• **Instructions for the task**
Go through the data below and copy each line that includes "name".

• **Provided information**
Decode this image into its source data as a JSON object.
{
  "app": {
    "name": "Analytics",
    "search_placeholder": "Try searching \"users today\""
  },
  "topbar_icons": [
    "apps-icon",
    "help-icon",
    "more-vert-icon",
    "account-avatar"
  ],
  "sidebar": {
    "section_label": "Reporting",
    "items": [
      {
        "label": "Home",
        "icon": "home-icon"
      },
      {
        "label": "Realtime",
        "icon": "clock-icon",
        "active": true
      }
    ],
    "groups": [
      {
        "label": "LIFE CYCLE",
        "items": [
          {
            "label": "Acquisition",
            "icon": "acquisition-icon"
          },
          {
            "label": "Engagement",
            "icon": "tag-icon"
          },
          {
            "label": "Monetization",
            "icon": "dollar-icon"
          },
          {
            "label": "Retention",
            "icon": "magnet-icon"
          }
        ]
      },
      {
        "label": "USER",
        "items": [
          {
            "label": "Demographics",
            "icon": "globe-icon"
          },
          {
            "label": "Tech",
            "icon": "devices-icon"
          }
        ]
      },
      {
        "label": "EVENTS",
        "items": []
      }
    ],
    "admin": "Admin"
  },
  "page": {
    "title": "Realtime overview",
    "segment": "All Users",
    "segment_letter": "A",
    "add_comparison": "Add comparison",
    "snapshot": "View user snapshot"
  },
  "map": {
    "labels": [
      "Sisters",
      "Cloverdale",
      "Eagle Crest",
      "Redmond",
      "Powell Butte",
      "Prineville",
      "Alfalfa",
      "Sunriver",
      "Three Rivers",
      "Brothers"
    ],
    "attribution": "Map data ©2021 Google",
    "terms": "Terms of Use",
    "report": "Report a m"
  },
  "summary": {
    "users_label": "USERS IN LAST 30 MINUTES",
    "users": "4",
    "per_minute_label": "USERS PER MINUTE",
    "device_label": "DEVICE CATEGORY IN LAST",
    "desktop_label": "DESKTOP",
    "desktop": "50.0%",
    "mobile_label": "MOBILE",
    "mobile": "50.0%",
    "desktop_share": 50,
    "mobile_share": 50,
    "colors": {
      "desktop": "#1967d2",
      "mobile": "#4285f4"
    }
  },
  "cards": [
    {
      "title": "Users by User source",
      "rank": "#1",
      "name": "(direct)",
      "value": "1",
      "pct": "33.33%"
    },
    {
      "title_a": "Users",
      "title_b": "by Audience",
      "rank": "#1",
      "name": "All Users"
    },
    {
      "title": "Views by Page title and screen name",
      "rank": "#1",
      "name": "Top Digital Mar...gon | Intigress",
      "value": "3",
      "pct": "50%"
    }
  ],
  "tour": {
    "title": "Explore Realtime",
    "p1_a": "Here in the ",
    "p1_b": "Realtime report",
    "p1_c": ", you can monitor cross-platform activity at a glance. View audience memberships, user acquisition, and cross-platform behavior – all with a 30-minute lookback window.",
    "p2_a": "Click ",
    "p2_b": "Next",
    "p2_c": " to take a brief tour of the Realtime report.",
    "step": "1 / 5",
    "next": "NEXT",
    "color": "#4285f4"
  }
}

• **Exercise output**
    "name": "Analytics",
      "name": "(direct)",
      "name": "All Users"
      "title": "Views by Page title and screen name",
      "name": "Top Digital Mar...gon | Intigress",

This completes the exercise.